*** Opening Task material ***

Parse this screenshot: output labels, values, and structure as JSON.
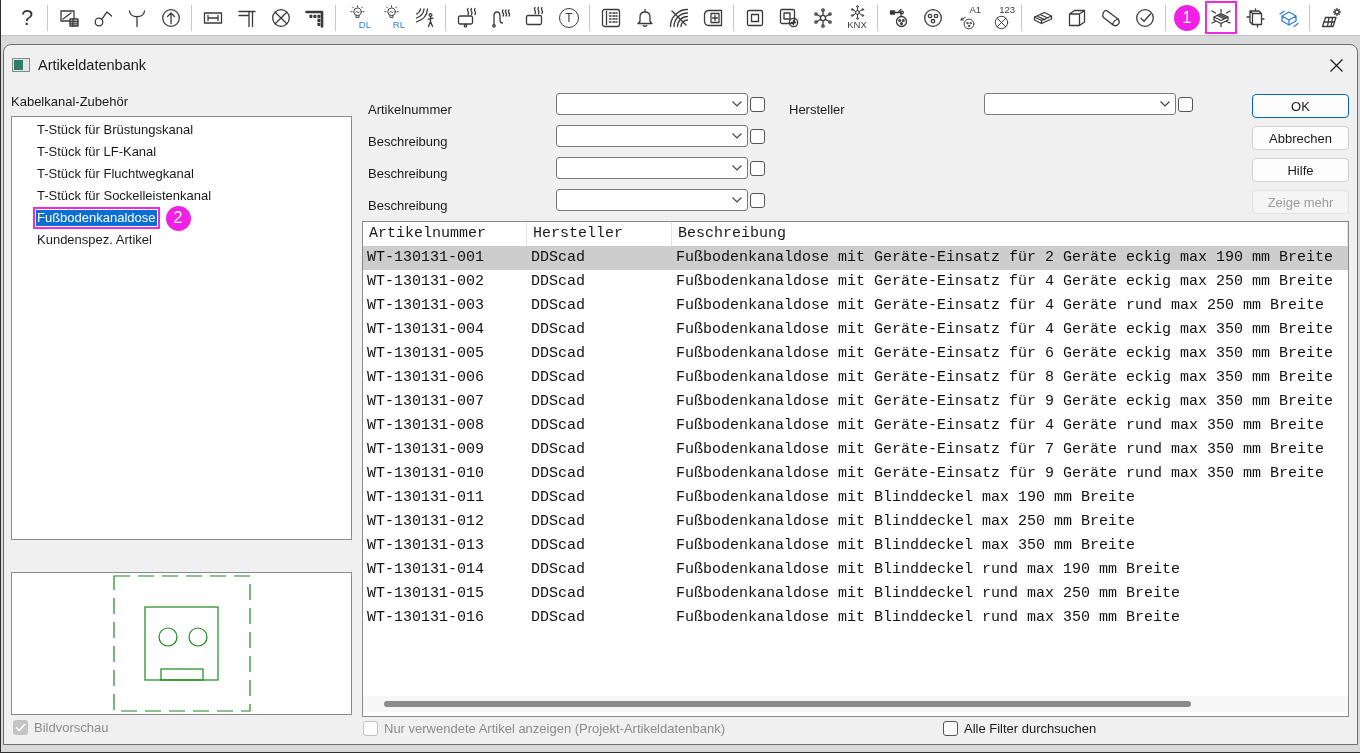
{
  "toolbar": {
    "groups": [
      {
        "items": [
          {
            "kind": "help",
            "label": "?",
            "highlighted": false
          }
        ]
      },
      {
        "items": [
          {
            "kind": "screen",
            "highlighted": false
          },
          {
            "kind": "switch",
            "highlighted": false
          },
          {
            "kind": "antenna",
            "highlighted": false
          },
          {
            "kind": "upload",
            "highlighted": false
          }
        ]
      },
      {
        "items": [
          {
            "kind": "dimension",
            "highlighted": false
          },
          {
            "kind": "wall",
            "highlighted": false
          },
          {
            "kind": "lamp",
            "highlighted": false
          },
          {
            "kind": "corner",
            "highlighted": false
          }
        ]
      },
      {
        "items": [
          {
            "kind": "light",
            "label": "DL",
            "highlighted": false
          },
          {
            "kind": "light",
            "label": "RL",
            "highlighted": false
          },
          {
            "kind": "motion",
            "highlighted": false
          }
        ]
      },
      {
        "items": [
          {
            "kind": "heater",
            "highlighted": false
          },
          {
            "kind": "pipe_heater",
            "highlighted": false
          },
          {
            "kind": "radiator",
            "highlighted": false
          },
          {
            "kind": "thermostat",
            "label": "T",
            "highlighted": false
          }
        ]
      },
      {
        "items": [
          {
            "kind": "intercom",
            "highlighted": false
          },
          {
            "kind": "bell",
            "highlighted": false
          },
          {
            "kind": "signal",
            "highlighted": false
          },
          {
            "kind": "socket_plus",
            "highlighted": false
          }
        ]
      },
      {
        "items": [
          {
            "kind": "socket",
            "highlighted": false
          },
          {
            "kind": "socket_add",
            "highlighted": false
          },
          {
            "kind": "network",
            "highlighted": false
          },
          {
            "kind": "network",
            "label": "KNX",
            "highlighted": false
          }
        ]
      },
      {
        "items": [
          {
            "kind": "split",
            "highlighted": false
          },
          {
            "kind": "outlet",
            "highlighted": false
          },
          {
            "kind": "assign",
            "label": "A1",
            "highlighted": false
          },
          {
            "kind": "numbering",
            "label": "123",
            "highlighted": false
          }
        ]
      },
      {
        "items": [
          {
            "kind": "tray",
            "highlighted": false
          },
          {
            "kind": "duct",
            "highlighted": false
          },
          {
            "kind": "tube",
            "highlighted": false
          },
          {
            "kind": "check",
            "highlighted": false
          }
        ]
      },
      {
        "items": [
          {
            "kind": "floorbox",
            "marker": "1",
            "highlighted": true
          },
          {
            "kind": "box",
            "highlighted": false
          },
          {
            "kind": "channel",
            "highlighted": false
          }
        ]
      },
      {
        "items": [
          {
            "kind": "solar",
            "highlighted": false
          }
        ]
      }
    ]
  },
  "dialog": {
    "title": "Artikeldatenbank"
  },
  "category": {
    "title": "Kabelkanal-Zubehör",
    "items": [
      {
        "label": "T-Stück für Brüstungskanal",
        "selected": false,
        "highlighted": false
      },
      {
        "label": "T-Stück für LF-Kanal",
        "selected": false,
        "highlighted": false
      },
      {
        "label": "T-Stück für Fluchtwegkanal",
        "selected": false,
        "highlighted": false
      },
      {
        "label": "T-Stück für Sockelleistenkanal",
        "selected": false,
        "highlighted": false
      },
      {
        "label": "Fußbodenkanaldose",
        "selected": true,
        "highlighted": true,
        "marker": "2"
      },
      {
        "label": "Kundenspez. Artikel",
        "selected": false,
        "highlighted": false
      }
    ]
  },
  "preview": {
    "label": "Bildvorschau",
    "checked": true,
    "disabled": true
  },
  "filters": [
    {
      "label": "Artikelnummer",
      "checked": false
    },
    {
      "label": "Beschreibung",
      "checked": false
    },
    {
      "label": "Beschreibung",
      "checked": false
    },
    {
      "label": "Beschreibung",
      "checked": false
    }
  ],
  "manufacturer_filter": {
    "label": "Hersteller",
    "checked": false
  },
  "buttons": [
    {
      "label": "OK",
      "default": true,
      "disabled": false
    },
    {
      "label": "Abbrechen",
      "default": false,
      "disabled": false
    },
    {
      "label": "Hilfe",
      "default": false,
      "disabled": false
    },
    {
      "label": "Zeige mehr",
      "default": false,
      "disabled": true
    }
  ],
  "table": {
    "columns": [
      "Artikelnummer",
      "Hersteller",
      "Beschreibung"
    ],
    "rows": [
      {
        "cells": [
          "WT-130131-001",
          "DDScad",
          "Fußbodenkanaldose mit Geräte-Einsatz für 2 Geräte eckig max 190 mm Breite"
        ],
        "selected": true
      },
      {
        "cells": [
          "WT-130131-002",
          "DDScad",
          "Fußbodenkanaldose mit Geräte-Einsatz für 4 Geräte eckig max 250 mm Breite"
        ],
        "selected": false
      },
      {
        "cells": [
          "WT-130131-003",
          "DDScad",
          "Fußbodenkanaldose mit Geräte-Einsatz für 4 Geräte rund max 250 mm Breite"
        ],
        "selected": false
      },
      {
        "cells": [
          "WT-130131-004",
          "DDScad",
          "Fußbodenkanaldose mit Geräte-Einsatz für 4 Geräte eckig max 350 mm Breite"
        ],
        "selected": false
      },
      {
        "cells": [
          "WT-130131-005",
          "DDScad",
          "Fußbodenkanaldose mit Geräte-Einsatz für 6 Geräte eckig max 350 mm Breite"
        ],
        "selected": false
      },
      {
        "cells": [
          "WT-130131-006",
          "DDScad",
          "Fußbodenkanaldose mit Geräte-Einsatz für 8 Geräte eckig max 350 mm Breite"
        ],
        "selected": false
      },
      {
        "cells": [
          "WT-130131-007",
          "DDScad",
          "Fußbodenkanaldose mit Geräte-Einsatz für 9 Geräte eckig max 350 mm Breite"
        ],
        "selected": false
      },
      {
        "cells": [
          "WT-130131-008",
          "DDScad",
          "Fußbodenkanaldose mit Geräte-Einsatz für 4 Geräte rund max 350 mm Breite"
        ],
        "selected": false
      },
      {
        "cells": [
          "WT-130131-009",
          "DDScad",
          "Fußbodenkanaldose mit Geräte-Einsatz für 7 Geräte rund max 350 mm Breite"
        ],
        "selected": false
      },
      {
        "cells": [
          "WT-130131-010",
          "DDScad",
          "Fußbodenkanaldose mit Geräte-Einsatz für 9 Geräte rund max 350 mm Breite"
        ],
        "selected": false
      },
      {
        "cells": [
          "WT-130131-011",
          "DDScad",
          "Fußbodenkanaldose mit Blinddeckel max 190 mm Breite"
        ],
        "selected": false
      },
      {
        "cells": [
          "WT-130131-012",
          "DDScad",
          "Fußbodenkanaldose mit Blinddeckel max 250 mm Breite"
        ],
        "selected": false
      },
      {
        "cells": [
          "WT-130131-013",
          "DDScad",
          "Fußbodenkanaldose mit Blinddeckel max 350 mm Breite"
        ],
        "selected": false
      },
      {
        "cells": [
          "WT-130131-014",
          "DDScad",
          "Fußbodenkanaldose mit Blinddeckel rund max 190 mm Breite"
        ],
        "selected": false
      },
      {
        "cells": [
          "WT-130131-015",
          "DDScad",
          "Fußbodenkanaldose mit Blinddeckel rund max 250 mm Breite"
        ],
        "selected": false
      },
      {
        "cells": [
          "WT-130131-016",
          "DDScad",
          "Fußbodenkanaldose mit Blinddeckel rund max 350 mm Breite"
        ],
        "selected": false
      }
    ]
  },
  "options": [
    {
      "label": "Nur verwendete Artikel anzeigen (Projekt-Artikeldatenbank)",
      "checked": false,
      "disabled": true
    },
    {
      "label": "Alle Filter durchsuchen",
      "checked": false,
      "disabled": false
    }
  ]
}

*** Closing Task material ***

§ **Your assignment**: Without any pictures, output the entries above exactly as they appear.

§ **Written solution**:
Parse this screenshot: output labels, values, and structure as JSON.
{
  "toolbar": {
    "groups": [
      {
        "items": [
          {
            "kind": "help",
            "label": "?",
            "highlighted": false
          }
        ]
      },
      {
        "items": [
          {
            "kind": "screen",
            "highlighted": false
          },
          {
            "kind": "switch",
            "highlighted": false
          },
          {
            "kind": "antenna",
            "highlighted": false
          },
          {
            "kind": "upload",
            "highlighted": false
          }
        ]
      },
      {
        "items": [
          {
            "kind": "dimension",
            "highlighted": false
          },
          {
            "kind": "wall",
            "highlighted": false
          },
          {
            "kind": "lamp",
            "highlighted": false
          },
          {
            "kind": "corner",
            "highlighted": false
          }
        ]
      },
      {
        "items": [
          {
            "kind": "light",
            "label": "DL",
            "highlighted": false
          },
          {
            "kind": "light",
            "label": "RL",
            "highlighted": false
          },
          {
            "kind": "motion",
            "highlighted": false
          }
        ]
      },
      {
        "items": [
          {
            "kind": "heater",
            "highlighted": false
          },
          {
            "kind": "pipe_heater",
            "highlighted": false
          },
          {
            "kind": "radiator",
            "highlighted": false
          },
          {
            "kind": "thermostat",
            "label": "T",
            "highlighted": false
          }
        ]
      },
      {
        "items": [
          {
            "kind": "intercom",
            "highlighted": false
          },
          {
            "kind": "bell",
            "highlighted": false
          },
          {
            "kind": "signal",
            "highlighted": false
          },
          {
            "kind": "socket_plus",
            "highlighted": false
          }
        ]
      },
      {
        "items": [
          {
            "kind": "socket",
            "highlighted": false
          },
          {
            "kind": "socket_add",
            "highlighted": false
          },
          {
            "kind": "network",
            "highlighted": false
          },
          {
            "kind": "network",
            "label": "KNX",
            "highlighted": false
          }
        ]
      },
      {
        "items": [
          {
            "kind": "split",
            "highlighted": false
          },
          {
            "kind": "outlet",
            "highlighted": false
          },
          {
            "kind": "assign",
            "label": "A1",
            "highlighted": false
          },
          {
            "kind": "numbering",
            "label": "123",
            "highlighted": false
          }
        ]
      },
      {
        "items": [
          {
            "kind": "tray",
            "highlighted": false
          },
          {
            "kind": "duct",
            "highlighted": false
          },
          {
            "kind": "tube",
            "highlighted": false
          },
          {
            "kind": "check",
            "highlighted": false
          }
        ]
      },
      {
        "items": [
          {
            "kind": "floorbox",
            "marker": "1",
            "highlighted": true
          },
          {
            "kind": "box",
            "highlighted": false
          },
          {
            "kind": "channel",
            "highlighted": false
          }
        ]
      },
      {
        "items": [
          {
            "kind": "solar",
            "highlighted": false
          }
        ]
      }
    ]
  },
  "dialog": {
    "title": "Artikeldatenbank"
  },
  "category": {
    "title": "Kabelkanal-Zubehör",
    "items": [
      {
        "label": "T-Stück für Brüstungskanal",
        "selected": false,
        "highlighted": false
      },
      {
        "label": "T-Stück für LF-Kanal",
        "selected": false,
        "highlighted": false
      },
      {
        "label": "T-Stück für Fluchtwegkanal",
        "selected": false,
        "highlighted": false
      },
      {
        "label": "T-Stück für Sockelleistenkanal",
        "selected": false,
        "highlighted": false
      },
      {
        "label": "Fußbodenkanaldose",
        "selected": true,
        "highlighted": true,
        "marker": "2"
      },
      {
        "label": "Kundenspez. Artikel",
        "selected": false,
        "highlighted": false
      }
    ]
  },
  "preview": {
    "label": "Bildvorschau",
    "checked": true,
    "disabled": true
  },
  "filters": [
    {
      "label": "Artikelnummer",
      "checked": false
    },
    {
      "label": "Beschreibung",
      "checked": false
    },
    {
      "label": "Beschreibung",
      "checked": false
    },
    {
      "label": "Beschreibung",
      "checked": false
    }
  ],
  "manufacturer_filter": {
    "label": "Hersteller",
    "checked": false
  },
  "buttons": [
    {
      "label": "OK",
      "default": true,
      "disabled": false
    },
    {
      "label": "Abbrechen",
      "default": false,
      "disabled": false
    },
    {
      "label": "Hilfe",
      "default": false,
      "disabled": false
    },
    {
      "label": "Zeige mehr",
      "default": false,
      "disabled": true
    }
  ],
  "table": {
    "columns": [
      "Artikelnummer",
      "Hersteller",
      "Beschreibung"
    ],
    "rows": [
      {
        "cells": [
          "WT-130131-001",
          "DDScad",
          "Fußbodenkanaldose mit Geräte-Einsatz für 2 Geräte eckig max 190 mm Breite"
        ],
        "selected": true
      },
      {
        "cells": [
          "WT-130131-002",
          "DDScad",
          "Fußbodenkanaldose mit Geräte-Einsatz für 4 Geräte eckig max 250 mm Breite"
        ],
        "selected": false
      },
      {
        "cells": [
          "WT-130131-003",
          "DDScad",
          "Fußbodenkanaldose mit Geräte-Einsatz für 4 Geräte rund max 250 mm Breite"
        ],
        "selected": false
      },
      {
        "cells": [
          "WT-130131-004",
          "DDScad",
          "Fußbodenkanaldose mit Geräte-Einsatz für 4 Geräte eckig max 350 mm Breite"
        ],
        "selected": false
      },
      {
        "cells": [
          "WT-130131-005",
          "DDScad",
          "Fußbodenkanaldose mit Geräte-Einsatz für 6 Geräte eckig max 350 mm Breite"
        ],
        "selected": false
      },
      {
        "cells": [
          "WT-130131-006",
          "DDScad",
          "Fußbodenkanaldose mit Geräte-Einsatz für 8 Geräte eckig max 350 mm Breite"
        ],
        "selected": false
      },
      {
        "cells": [
          "WT-130131-007",
          "DDScad",
          "Fußbodenkanaldose mit Geräte-Einsatz für 9 Geräte eckig max 350 mm Breite"
        ],
        "selected": false
      },
      {
        "cells": [
          "WT-130131-008",
          "DDScad",
          "Fußbodenkanaldose mit Geräte-Einsatz für 4 Geräte rund max 350 mm Breite"
        ],
        "selected": false
      },
      {
        "cells": [
          "WT-130131-009",
          "DDScad",
          "Fußbodenkanaldose mit Geräte-Einsatz für 7 Geräte rund max 350 mm Breite"
        ],
        "selected": false
      },
      {
        "cells": [
          "WT-130131-010",
          "DDScad",
          "Fußbodenkanaldose mit Geräte-Einsatz für 9 Geräte rund max 350 mm Breite"
        ],
        "selected": false
      },
      {
        "cells": [
          "WT-130131-011",
          "DDScad",
          "Fußbodenkanaldose mit Blinddeckel max 190 mm Breite"
        ],
        "selected": false
      },
      {
        "cells": [
          "WT-130131-012",
          "DDScad",
          "Fußbodenkanaldose mit Blinddeckel max 250 mm Breite"
        ],
        "selected": false
      },
      {
        "cells": [
          "WT-130131-013",
          "DDScad",
          "Fußbodenkanaldose mit Blinddeckel max 350 mm Breite"
        ],
        "selected": false
      },
      {
        "cells": [
          "WT-130131-014",
          "DDScad",
          "Fußbodenkanaldose mit Blinddeckel rund max 190 mm Breite"
        ],
        "selected": false
      },
      {
        "cells": [
          "WT-130131-015",
          "DDScad",
          "Fußbodenkanaldose mit Blinddeckel rund max 250 mm Breite"
        ],
        "selected": false
      },
      {
        "cells": [
          "WT-130131-016",
          "DDScad",
          "Fußbodenkanaldose mit Blinddeckel rund max 350 mm Breite"
        ],
        "selected": false
      }
    ]
  },
  "options": [
    {
      "label": "Nur verwendete Artikel anzeigen (Projekt-Artikeldatenbank)",
      "checked": false,
      "disabled": true
    },
    {
      "label": "Alle Filter durchsuchen",
      "checked": false,
      "disabled": false
    }
  ]
}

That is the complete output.